(from “Once My Heart Was Wide And Loved The World”)

The cornfields are memories. You cannot remember anything. The road is filled with dust. Your life is. Your death. I cannot find it in this landscape. This collection of tendencies.
(from “Traveling North”)

Note the prose enjambment of “Your life is. Your death.”, one of the many technical finesses in “Traveling North” and this collection. Here is the entirety of “Traveling North”:
Though you are dead now. Though I walk covered in dust through this strip mall in Iowa. I remember the collection of tendencies that led me here. The flat landscape. The blazing heat of cornfields. The landscape and body are one sensation.

Everywhere the books of atmospheric pressure. This book smells like miracles. That you were the chapter. That I was the slaughter. That sheep, my inheritance. That you were the shepherd who led me here. Your hand reaching out to strike. Your hand reaching up to brush the hair from your brow. I never knew which. I never knew when. Your hand.

The cornfields are memories. You cannot remember anything. The road is filled with dust. Your life is. Your death. I cannot find it in this landscape. This collection of tendencies.

Though you are dead now. Though your hand would reach to strike. Though your hand would reach up to brush. The hair from your brow. Though light penetrates this. It is flat. It is frozen in self-image. I must resist the symbiotic wish. I must void the infantile condition. That region. This region. The atmospheric pressure in the vicinity of living.

Though you seemed invincible when your body moved. Though the way your hand. Would reach to your brow. Even though dead. Even though each wave of light penetrates. Even though only seems to slaughter. Sheep of inheritance.

Wake up at 4 a.m. Walk out naked to the porch. Skin shimmering. The way the word porch clings. The creaky swing. Dark lake of the body. What is always erased. The way your hand would reach to your brow and wipe your hair away. And it was always your hair. Always yours. And your face jutted into the landscape. This nowhere. This clicking sound of insects. Late summer.


The poems in Grief Suite range from prose poem to free verse to experiment (in “Purity Becomes a Kind") to lyric:
Myth of Narcissus

The world leans into me
as I bend to fasten my sandals.
My hair is loose
and the wind arrives.

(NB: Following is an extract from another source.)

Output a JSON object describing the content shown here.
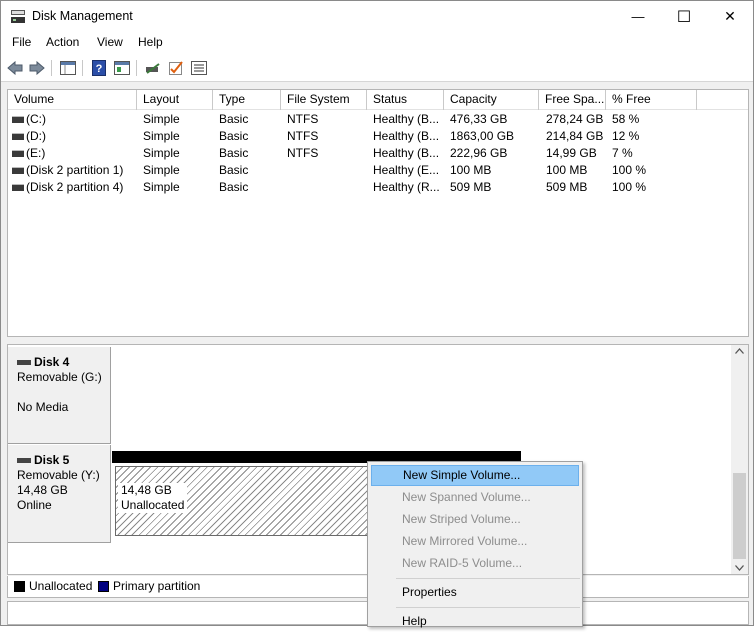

There is a black flame inside me
when I see his face. There is a floating garden
and a well with a crank.
If only I could bring the water to my lips.

He sees me
and I lower my head.
So this is Maturity!
Death comes toward us in equal steps.


Here is one more poem in its entirety:
An Increase in Silence

Harm is the scholar of thorns and thought its repetition and what is that smell, dear Lord, seeping out through the crevices of being this body, this bed such a plank for this festering vessel.

And they say in their multitudes to remind us of good deeds/ kind thoughts, what brought me here and brings me still is the cruel edge for all collect their coupons, they take the good parts out and keep it for themselves and dress in fine fabrics and gawk. Only those who love can sit and watch.

I have analyzed paintings in my day, I have sought to dance animated to illustrations but now the drop cloth is being taken by the workers and their skin beside the picture window shimmers.

I have finished first, beyond the grave from where I’ll speak, though planted like a crop and famous for it still.

Life venerates the bedding of the dead.


After these poems, after these excerpts, what more to persuade you of Grief Suite’s importance (power, beauty, value)? Is persuasion not the critic’s task? What more to persuade you to read Grief Suite in its entirety?


Jeff Harrison reviewed books for the past seven issues of Galatea Resurrects (list at He has publications from Writers Forum, MAG Press, Persistencia Press, and Furniture Press. He has two e-books at xPress(ed), and one at Blazevox. His poetry has appeared in The Hay(na)ku Anthology Vol. II (Meritage Press), An Introduction to the Prose Poem (Firewheel Editions), Otoliths, Sentence: a Journal of Prose Poetics, Xerography, Moria, NOON: journal of the short poem, Dusie, MiPOesias, EXPLORINGfictions, and elsewhere. Some of his poems can be read here and here. You are welcome to visit Antic View.

1 comment:

EILEEN said...

Another view is offered by Joey Madia in GR #14 at